Jean Hippolyte Flandrin
Painter, born Lyons, France, 1809; died Rome, Italy, 1864.
The pupil of Jean Auguste Ingres in Paris, he won the Grand Prix de Rome, 1832, and spent five years in the Eternal City, one of his works of that period being the "Christ Blessing the Little Children" in the Lisieux Museum.
He returned to France determined to revive religious art and his noblest works adorn the churches of Paris, among them those of Saint Severin, Saint Germain-des-Pres, and Saint Vincent-de-Paul.
In the last the beautiful frieze of saints in procession is his masterpiece.
His most ambitious work, the decoration of the nave of Saint Germain-des-Pres, undertaken in 1856, while admittedly fine in symbolism lacks something in color and life.
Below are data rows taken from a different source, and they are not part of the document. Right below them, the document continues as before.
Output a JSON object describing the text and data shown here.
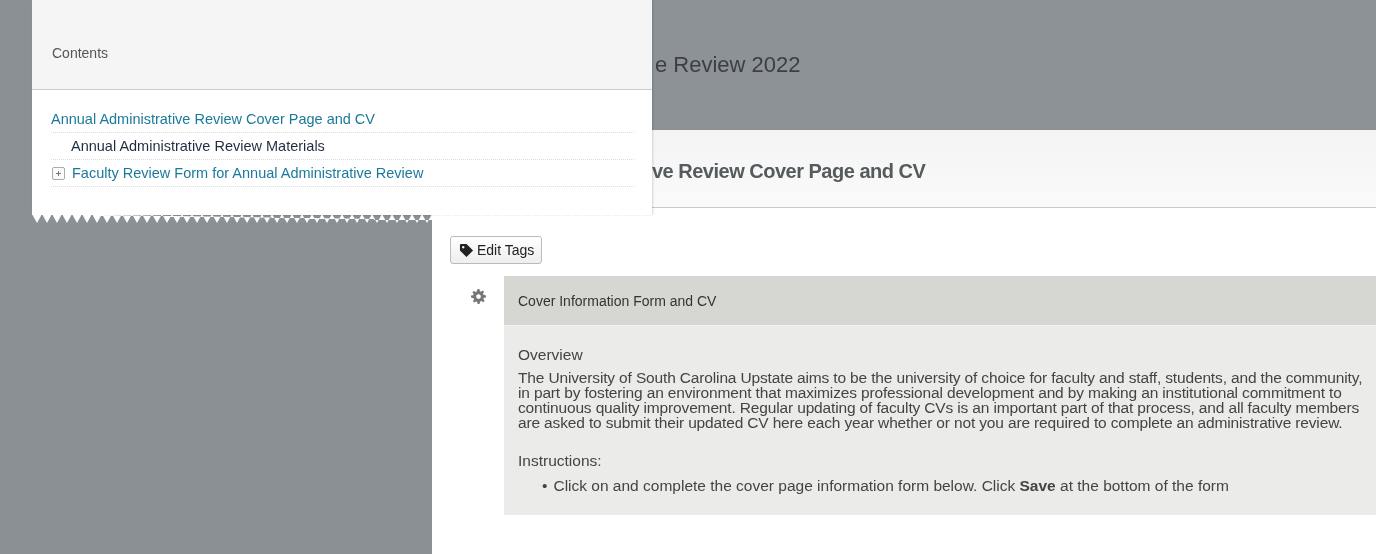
{
  "page": {
    "title": "e Review 2022",
    "subtitle": "ve Review Cover Page and CV"
  },
  "contents": {
    "title": "Contents",
    "items": [
      {
        "label": "Annual Administrative Review Cover Page and CV",
        "selected": false,
        "children": [
          {
            "label": "Annual Administrative Review Materials",
            "selected": true
          },
          {
            "label": "Faculty Review Form for Annual Administrative Review",
            "selected": false,
            "expanded": false
          }
        ]
      }
    ]
  },
  "edit_tags": {
    "label": "Edit Tags"
  },
  "form": {
    "title": "Cover Information Form and CV",
    "overview_heading": "Overview",
    "overview": "The University of South Carolina Upstate aims to be the university of choice for faculty and staff, students, and the community, in part by fostering an environment that maximizes professional development and by making an institutional commitment to continuous quality improvement. Regular updating of faculty CVs is an important part of that process, and all faculty members are asked to submit their updated CV here each year whether or not you are required to complete an administrative review.",
    "instructions_heading": "Instructions:",
    "instructions": [
      {
        "marker": "•",
        "text": "Click on and complete the cover page information form below. Click **Save** at the bottom of the form"
      }
    ]
  }
}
Among his successful portraits are those of Napoleon III, in the Versailles Museum, and the "Study of a Man," in the Louvre.
New Catholic Dictionary